On June 9, 2015, a divided panel of the Sixth Circuit Court of Appeals held that the National Labor Relations Board has jurisdiction to enforce the National Labor Relations Act (NLRA) against an Indian tribe even when the Act is in conflict with tribal employment laws or ordinances. NLRB v. Little River Band of Ottawa Indians Tribal Gov’t., Case 14-2239 (6th Cir. June 9, 2015). Based on its legal ruling, the Court granted the NLRB’s application for enforcement of a cease and desist order preventing the Little River Band of Ottawa Indians from enforcing provisions of the Band’s duly enacted Fair Employment Practices Code that the NLRB determined were in conflict with the NLRA.
In 2005, the Little River Band of Ottawa Indians’ Tribal Council enacted a Fair Employment Practices Code (FEPC) that regulated, inter alia, labor organizing and collective bargaining for tribal employees.
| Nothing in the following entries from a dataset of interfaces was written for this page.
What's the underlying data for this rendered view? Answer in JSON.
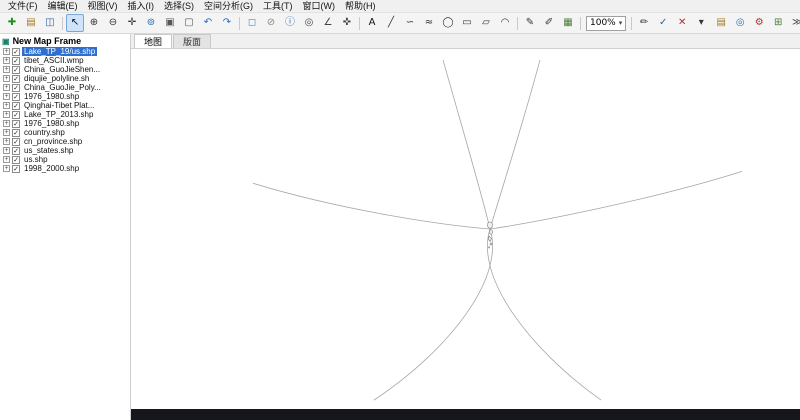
{
  "menu_bar": {
    "items": [
      {
        "name": "menu-file",
        "label": "文件(F)"
      },
      {
        "name": "menu-edit",
        "label": "编辑(E)"
      },
      {
        "name": "menu-view",
        "label": "视图(V)"
      },
      {
        "name": "menu-insert",
        "label": "插入(I)"
      },
      {
        "name": "menu-selection",
        "label": "选择(S)"
      },
      {
        "name": "menu-spatial-analysis",
        "label": "空间分析(G)"
      },
      {
        "name": "menu-tools",
        "label": "工具(T)"
      },
      {
        "name": "menu-window",
        "label": "窗口(W)"
      },
      {
        "name": "menu-help",
        "label": "帮助(H)"
      }
    ]
  },
  "toolbar": {
    "items": [
      {
        "type": "button",
        "name": "add-data",
        "glyph": "✚",
        "color": "#1f8f1f"
      },
      {
        "type": "button",
        "name": "open-map",
        "glyph": "▤",
        "color": "#a07818"
      },
      {
        "type": "button",
        "name": "save-map",
        "glyph": "◫",
        "color": "#2f5fa3"
      },
      {
        "type": "separator"
      },
      {
        "type": "button",
        "name": "select-tool",
        "glyph": "↖",
        "color": "#111111",
        "active": true
      },
      {
        "type": "button",
        "name": "zoom-in",
        "glyph": "⊕",
        "color": "#333333"
      },
      {
        "type": "button",
        "name": "zoom-out",
        "glyph": "⊖",
        "color": "#333333"
      },
      {
        "type": "button",
        "name": "pan",
        "glyph": "✛",
        "color": "#333333"
      },
      {
        "type": "button",
        "name": "full-extent",
        "glyph": "⊚",
        "color": "#2f6fb0"
      },
      {
        "type": "button",
        "name": "fixed-zoom-in",
        "glyph": "▣",
        "color": "#555555"
      },
      {
        "type": "button",
        "name": "fixed-zoom-out",
        "glyph": "▢",
        "color": "#555555"
      },
      {
        "type": "button",
        "name": "back-extent",
        "glyph": "↶",
        "color": "#2d6cc0"
      },
      {
        "type": "button",
        "name": "forward-extent",
        "glyph": "↷",
        "color": "#2d6cc0"
      },
      {
        "type": "separator"
      },
      {
        "type": "button",
        "name": "select-features",
        "glyph": "◻",
        "color": "#2f9bd0"
      },
      {
        "type": "button",
        "name": "clear-selection",
        "glyph": "⊘",
        "color": "#888888"
      },
      {
        "type": "button",
        "name": "identify",
        "glyph": "ⓘ",
        "color": "#2d6cc0"
      },
      {
        "type": "button",
        "name": "find",
        "glyph": "◎",
        "color": "#444444"
      },
      {
        "type": "button",
        "name": "measure",
        "glyph": "∠",
        "color": "#444444"
      },
      {
        "type": "button",
        "name": "go-to-xy",
        "glyph": "✜",
        "color": "#444444"
      },
      {
        "type": "separator"
      },
      {
        "type": "button",
        "name": "text-tool",
        "glyph": "A",
        "color": "#111111"
      },
      {
        "type": "button",
        "name": "line-tool",
        "glyph": "╱",
        "color": "#333333"
      },
      {
        "type": "button",
        "name": "curve-tool",
        "glyph": "∽",
        "color": "#333333"
      },
      {
        "type": "button",
        "name": "freehand-tool",
        "glyph": "≈",
        "color": "#333333"
      },
      {
        "type": "button",
        "name": "circle-tool",
        "glyph": "◯",
        "color": "#333333"
      },
      {
        "type": "button",
        "name": "rectangle-tool",
        "glyph": "▭",
        "color": "#333333"
      },
      {
        "type": "button",
        "name": "polygon-tool",
        "glyph": "▱",
        "color": "#333333"
      },
      {
        "type": "button",
        "name": "arc-tool",
        "glyph": "◠",
        "color": "#333333"
      },
      {
        "type": "separator"
      },
      {
        "type": "button",
        "name": "editor-pencil",
        "glyph": "✎",
        "color": "#333333"
      },
      {
        "type": "button",
        "name": "edit-vertices",
        "glyph": "✐",
        "color": "#333333"
      },
      {
        "type": "button",
        "name": "attributes-table",
        "glyph": "▦",
        "color": "#4a7a3a"
      },
      {
        "type": "separator"
      },
      {
        "type": "combo",
        "name": "zoom-level",
        "value": "100%"
      },
      {
        "type": "separator"
      },
      {
        "type": "button",
        "name": "sketch-tool",
        "glyph": "✏",
        "color": "#333333"
      },
      {
        "type": "button",
        "name": "save-edits",
        "glyph": "✓",
        "color": "#2f5fa3"
      },
      {
        "type": "button",
        "name": "stop-editing",
        "glyph": "✕",
        "color": "#b03030"
      },
      {
        "type": "button",
        "name": "more-tools-dropdown",
        "glyph": "▾",
        "color": "#333333"
      },
      {
        "type": "spacer"
      },
      {
        "type": "button",
        "name": "catalog-window",
        "glyph": "▤",
        "color": "#a07818"
      },
      {
        "type": "button",
        "name": "search-window",
        "glyph": "◎",
        "color": "#2d6cc0"
      },
      {
        "type": "button",
        "name": "toolbox-window",
        "glyph": "⚙",
        "color": "#b03030"
      },
      {
        "type": "button",
        "name": "model-builder",
        "glyph": "⊞",
        "color": "#4a7a3a"
      },
      {
        "type": "button",
        "name": "python-window",
        "glyph": "≫",
        "color": "#444444"
      }
    ],
    "zoom_combo_value": "100%"
  },
  "toc": {
    "root_label": "New Map Frame",
    "layers": [
      {
        "label": "Lake_TP_19/us.shp",
        "checked": true,
        "selected": true
      },
      {
        "label": "tibet_ASCII.wmp",
        "checked": true,
        "selected": false
      },
      {
        "label": "China_GuoJieShen...",
        "checked": true,
        "selected": false
      },
      {
        "label": "diqujie_polyline.sh",
        "checked": true,
        "selected": false
      },
      {
        "label": "China_GuoJie_Poly...",
        "checked": true,
        "selected": false
      },
      {
        "label": "1976_1980.shp",
        "checked": true,
        "selected": false
      },
      {
        "label": "Qinghai-Tibet Plat...",
        "checked": true,
        "selected": false
      },
      {
        "label": "Lake_TP_2013.shp",
        "checked": true,
        "selected": false
      },
      {
        "label": "1976_1980.shp",
        "checked": true,
        "selected": false
      },
      {
        "label": "country.shp",
        "checked": true,
        "selected": false
      },
      {
        "label": "cn_province.shp",
        "checked": true,
        "selected": false
      },
      {
        "label": "us_states.shp",
        "checked": true,
        "selected": false
      },
      {
        "label": "us.shp",
        "checked": true,
        "selected": false
      },
      {
        "label": "1998_2000.shp",
        "checked": true,
        "selected": false
      }
    ]
  },
  "tabs": [
    {
      "name": "tab-map",
      "label": "地图",
      "active": true
    },
    {
      "name": "tab-layout",
      "label": "版面",
      "active": false
    }
  ],
  "colors": {
    "selection_highlight": "#2f6fd0",
    "map_line": "#a5a5a5",
    "bottom_strip": "#16161d",
    "active_tool_bg": "#cfe4fa"
  }
}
The NLRB determined that various aspects of the FEPC conflicted with the NLRA and issued a cease and desist order directing the Band to cease enforcement of those provisions. The Band challenged the order, alleging that the NLRB lacked jurisdiction to enforce the NLRA against the Band.
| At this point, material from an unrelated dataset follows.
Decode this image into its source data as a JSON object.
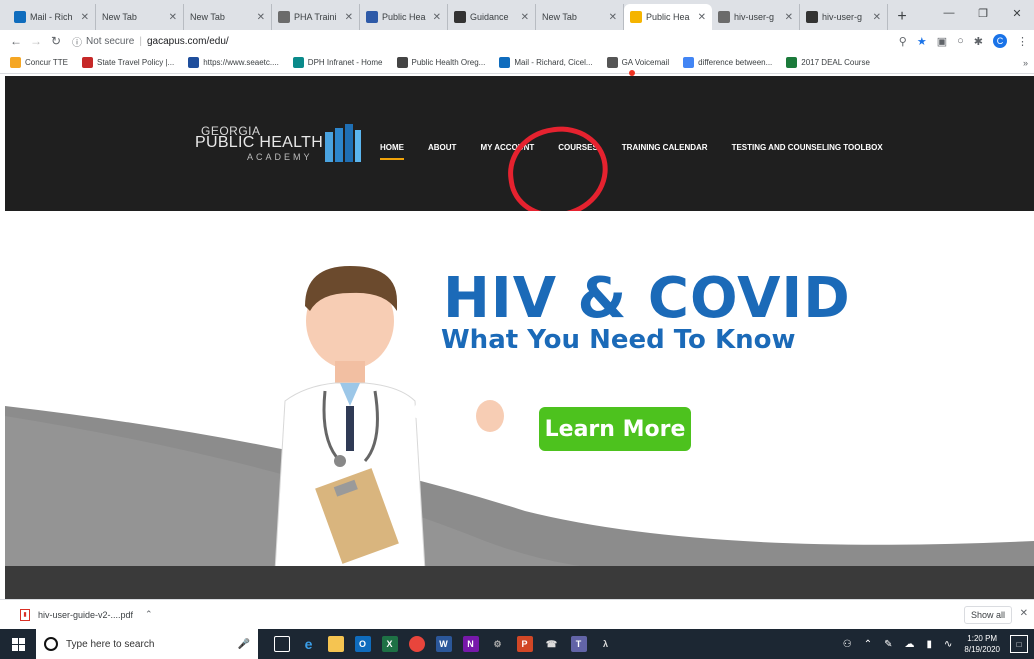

In holding that the NLRB has jurisdiction to enforce the NLRA against a federally recognized Indian tribe, the panel majority applied its interpretation of the framework adopted by the Ninth Circuit in Donovan v. Couer d’Alene Tribal Farm, 751 F.2d 1113, 1116 (9th Cir. 1985). The majority held that (1) the NLRA is a statute of general applicability that creates a comprehensive regulatory scheme; (2) such statutes presumptively apply to tribes; and (3) a tribe cannot “avoid the presumptive application of a comprehensive federal regulatory scheme by enacting an ordinance regulating the activities of non-members that directly conflicts with the federal statute.” Little River Slip op. at 12, 16. The majority rejected the Band’s arguments that the Indian canons of construction and/or IGRA’s policy statement militate against application of the NLRA to tribal casino operations, and it concluded that application of the NLRA to tribes does not impermissibly infringe on tribal self-governance rights because the provisions of the Band’s FEPC at issue “do not regulate purely internal matters; rather, they principally regulate the labor-organizing activities of Band employees, and specifically of casino employees, most of whom are not Band members.” Id. at 19. In so holding, the panel expressly rejected the reasoning of the Tenth Circuit in NLRB v. Pueblo of San Juan, 276 F.3d 1186 (10th Cir. 2002) (en banc).
Judge McKeague authored a strong dissent criticizing the panel majority’s “judicial remaking of the law that is authorized neither by Congress nor the Supreme Court” and declaring that the “majority’s decision impinges on tribal sovereignty, encroaches on Congress’s plenary and exclusive authority over Indian affairs, conflicts with Supreme Court precedent, and unwisely creates a circuit split.” Little River Slip op. at 25 (McKeague, J., dissenting). In Justice McKeague’s view, the NLRB’s assertion of jurisdiction over Indian casino employees “is plainly beyond its authority” and constitutes a “usurpation of Congress’s authority.” Id. at 37.